This session explores the history, interface and development within and between the ‘arts’ and ‘sciences’ in our understanding, (re)construction and consumption of prehistoric music and musical composition inspired by prehistory.

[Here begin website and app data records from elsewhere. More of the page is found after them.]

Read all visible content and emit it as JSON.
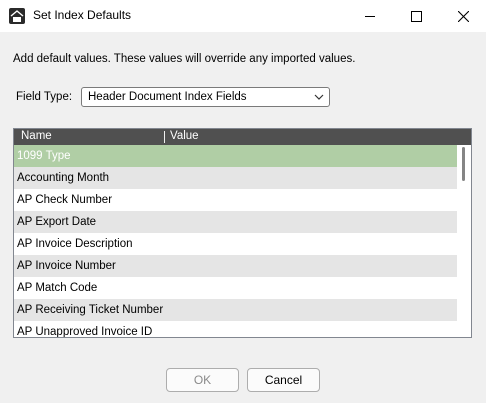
{
  "window": {
    "title": "Set Index Defaults",
    "icon": "app-logo-icon",
    "controls": [
      "minimize-icon",
      "maximize-icon",
      "close-icon"
    ]
  },
  "dialog": {
    "instructions": "Add default values. These values will override any imported values.",
    "field_type_label": "Field Type:",
    "field_type_value": "Header Document Index Fields"
  },
  "list": {
    "columns": {
      "name": "Name",
      "value": "Value"
    },
    "rows": [
      {
        "name": "1099 Type",
        "value": "",
        "selected": true
      },
      {
        "name": "Accounting Month",
        "value": ""
      },
      {
        "name": "AP Check Number",
        "value": ""
      },
      {
        "name": "AP Export Date",
        "value": ""
      },
      {
        "name": "AP Invoice Description",
        "value": ""
      },
      {
        "name": "AP Invoice Number",
        "value": ""
      },
      {
        "name": "AP Match Code",
        "value": ""
      },
      {
        "name": "AP Receiving Ticket Number",
        "value": ""
      },
      {
        "name": "AP Unapproved Invoice ID",
        "value": ""
      }
    ],
    "colors": {
      "header": "#505050",
      "selected": "#b0cea5",
      "alt_row": "#e5e5e5"
    }
  },
  "buttons": {
    "ok": "OK",
    "cancel": "Cancel"
  }
}
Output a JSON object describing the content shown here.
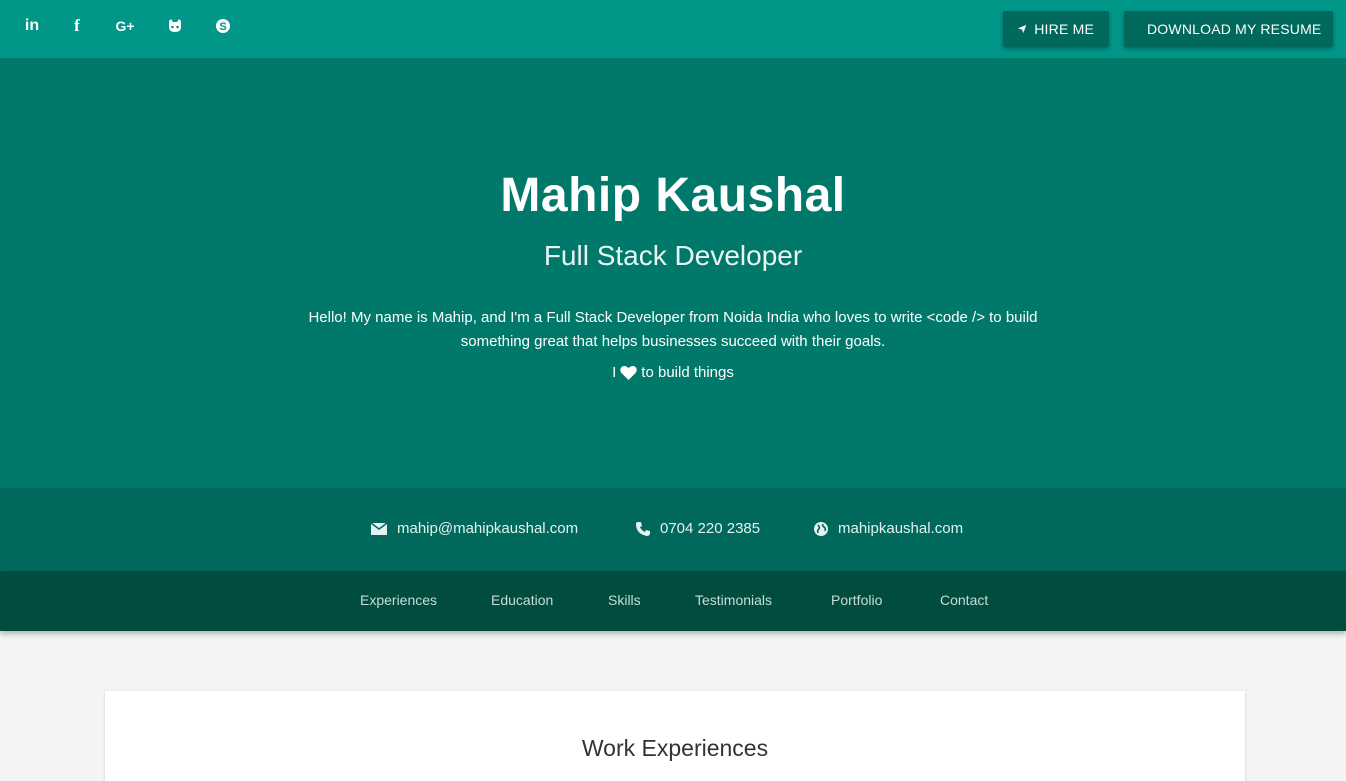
{
  "social": {
    "icons": [
      "linkedin-icon",
      "facebook-icon",
      "google-plus-icon",
      "github-icon",
      "skype-icon"
    ]
  },
  "header": {
    "hire_label": "HIRE ME",
    "resume_label": "DOWNLOAD MY RESUME"
  },
  "hero": {
    "name": "Mahip Kaushal",
    "role": "Full Stack Developer",
    "bio": "Hello! My name is Mahip, and I'm a Full Stack Developer from Noida India who loves to write <code /> to build something great that helps businesses succeed with their goals.",
    "love_prefix": "I",
    "love_suffix": "to build things"
  },
  "contact": {
    "email": "mahip@mahipkaushal.com",
    "phone": "0704 220 2385",
    "website": "mahipkaushal.com"
  },
  "nav": {
    "items": [
      "Experiences",
      "Education",
      "Skills",
      "Testimonials",
      "Portfolio",
      "Contact"
    ]
  },
  "main": {
    "section_title": "Work Experiences"
  },
  "colors": {
    "topbar": "#009688",
    "hero": "#00796b",
    "contact": "#00695c",
    "nav": "#004d40",
    "page_bg": "#f4f4f4"
  }
}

The archaeology of prehistoric music has made a useful contribution to our understanding of prehistoric society. But with few surviving musical artefacts or depictions and no manuscripts, the subject has been vulnerable to ‘open’ interpretations and cross-cultural analogies or stereotypes by archaeologists and researchers such as (palaeo-) musicologists or (palaeo-) psychologists and composers or performers who have been inspired by prehistory. More creative and humanistic musical interpretations nevertheless have the power to inspire and unite people in contemporary society, whilst new scientific methods of reconstruction, such as archaeo-acoustics, can enlighten us about musical heritage and daily life in prehistoric society. This session will explore the often complementary relationship between the ‘art’ and the ‘science’ of prehistoric sound and music. It will question why prehistoric music reconstructions and compositions inspired by prehistory are represented in the manner and style we hear today. What has led to the representation of prehistoric music; how do we understand the acoustic properties, tone and sound aesthetics of prehistoric instruments and performance spaces; how might we approach understanding the performative in prehistoric societies?; and why are particular forms of music and sound represented in classical and contemporary composition and performance rather than others? In short, what are the knowledge sources, influences and constraints behind the music that is popularised as a reflection of prehistoric sound organisation and wider prehistoric society? AHRC Beyond Text funding may be available to potential contributors, especially PhD candidates, interested in presenting a paper in this session as well as a practice or performance based contribution at a public event and workshop in Edinburgh during April/May 2011.